[Opening Source data section]

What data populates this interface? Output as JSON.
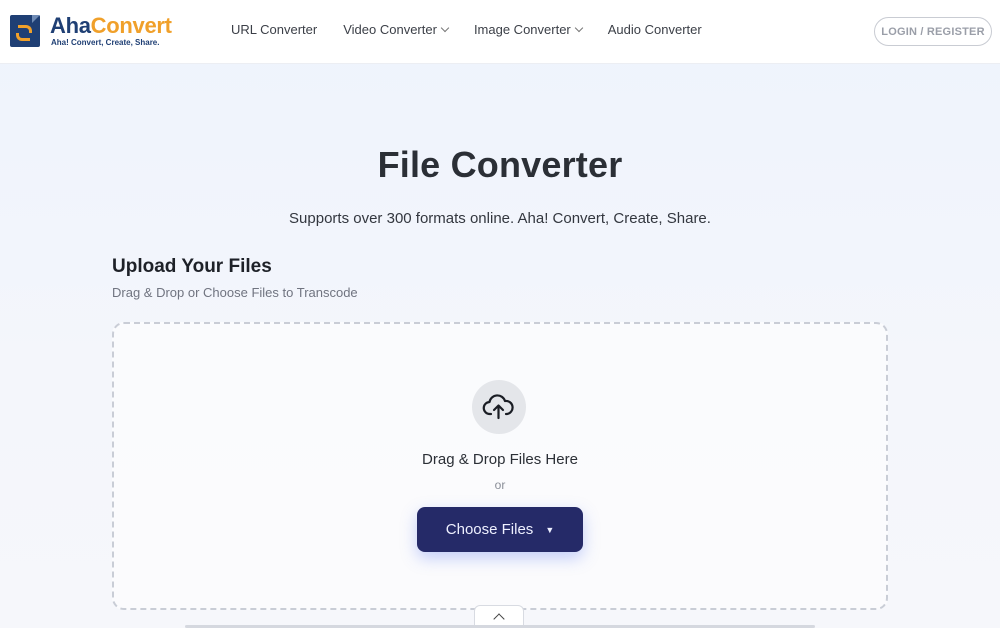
{
  "header": {
    "logo": {
      "name_part1": "Aha",
      "name_part2": "Convert",
      "tagline": "Aha! Convert, Create, Share."
    },
    "nav": [
      {
        "label": "URL Converter",
        "has_dropdown": false
      },
      {
        "label": "Video Converter",
        "has_dropdown": true
      },
      {
        "label": "Image Converter",
        "has_dropdown": true
      },
      {
        "label": "Audio Converter",
        "has_dropdown": false
      }
    ],
    "login_label": "LOGIN / REGISTER"
  },
  "hero": {
    "title": "File Converter",
    "subtitle": "Supports over 300 formats online. Aha! Convert, Create, Share."
  },
  "upload": {
    "title": "Upload Your Files",
    "subtitle": "Drag & Drop or Choose Files to Transcode",
    "drop_text": "Drag & Drop Files Here",
    "or_text": "or",
    "choose_label": "Choose Files",
    "choose_arrow": "▼",
    "icon": "cloud-upload-icon"
  },
  "colors": {
    "brand_navy": "#1f3f74",
    "brand_orange": "#f0a02a",
    "button_bg": "#252a68"
  }
}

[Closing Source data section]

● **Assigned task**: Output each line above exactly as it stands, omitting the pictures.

● **Answer for this exercise**:
What data populates this interface? Output as JSON.
{
  "header": {
    "logo": {
      "name_part1": "Aha",
      "name_part2": "Convert",
      "tagline": "Aha! Convert, Create, Share."
    },
    "nav": [
      {
        "label": "URL Converter",
        "has_dropdown": false
      },
      {
        "label": "Video Converter",
        "has_dropdown": true
      },
      {
        "label": "Image Converter",
        "has_dropdown": true
      },
      {
        "label": "Audio Converter",
        "has_dropdown": false
      }
    ],
    "login_label": "LOGIN / REGISTER"
  },
  "hero": {
    "title": "File Converter",
    "subtitle": "Supports over 300 formats online. Aha! Convert, Create, Share."
  },
  "upload": {
    "title": "Upload Your Files",
    "subtitle": "Drag & Drop or Choose Files to Transcode",
    "drop_text": "Drag & Drop Files Here",
    "or_text": "or",
    "choose_label": "Choose Files",
    "choose_arrow": "▼",
    "icon": "cloud-upload-icon"
  },
  "colors": {
    "brand_navy": "#1f3f74",
    "brand_orange": "#f0a02a",
    "button_bg": "#252a68"
  }
}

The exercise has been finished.